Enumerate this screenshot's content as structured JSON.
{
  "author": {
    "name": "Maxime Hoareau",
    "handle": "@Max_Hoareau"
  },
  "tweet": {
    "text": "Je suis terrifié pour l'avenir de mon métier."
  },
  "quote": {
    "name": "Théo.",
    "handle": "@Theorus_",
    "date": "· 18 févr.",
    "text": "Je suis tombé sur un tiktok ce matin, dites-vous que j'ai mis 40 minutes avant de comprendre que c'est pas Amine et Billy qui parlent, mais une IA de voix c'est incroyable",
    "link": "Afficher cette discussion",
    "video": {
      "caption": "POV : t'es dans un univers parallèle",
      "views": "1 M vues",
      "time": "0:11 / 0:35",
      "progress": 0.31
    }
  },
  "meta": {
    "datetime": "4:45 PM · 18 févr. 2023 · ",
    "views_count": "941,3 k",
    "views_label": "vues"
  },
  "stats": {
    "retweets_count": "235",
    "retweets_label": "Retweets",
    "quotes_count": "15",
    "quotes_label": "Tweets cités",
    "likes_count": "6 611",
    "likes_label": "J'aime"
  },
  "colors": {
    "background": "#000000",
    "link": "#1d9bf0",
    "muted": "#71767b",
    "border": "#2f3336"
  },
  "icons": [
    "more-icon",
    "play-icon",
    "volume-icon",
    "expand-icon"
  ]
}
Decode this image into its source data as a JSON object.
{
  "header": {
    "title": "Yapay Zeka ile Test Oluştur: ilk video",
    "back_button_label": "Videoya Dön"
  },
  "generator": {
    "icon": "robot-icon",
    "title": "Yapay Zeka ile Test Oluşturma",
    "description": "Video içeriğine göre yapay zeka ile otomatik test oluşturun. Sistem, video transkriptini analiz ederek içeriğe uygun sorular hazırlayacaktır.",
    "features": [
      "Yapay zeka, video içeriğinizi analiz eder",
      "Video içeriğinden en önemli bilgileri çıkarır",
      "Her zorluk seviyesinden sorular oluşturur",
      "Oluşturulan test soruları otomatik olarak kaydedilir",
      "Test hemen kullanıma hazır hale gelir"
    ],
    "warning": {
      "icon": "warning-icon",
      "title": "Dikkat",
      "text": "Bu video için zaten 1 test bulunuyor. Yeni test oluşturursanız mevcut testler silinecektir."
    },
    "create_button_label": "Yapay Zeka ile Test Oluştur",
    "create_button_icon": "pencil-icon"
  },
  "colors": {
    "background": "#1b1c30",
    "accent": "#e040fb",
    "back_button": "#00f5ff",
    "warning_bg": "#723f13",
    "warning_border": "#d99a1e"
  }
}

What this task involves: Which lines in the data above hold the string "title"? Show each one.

Exercise response:
    "title": "Yapay Zeka ile Test Oluştur: ilk video",
    "title": "Yapay Zeka ile Test Oluşturma",
      "title": "Dikkat",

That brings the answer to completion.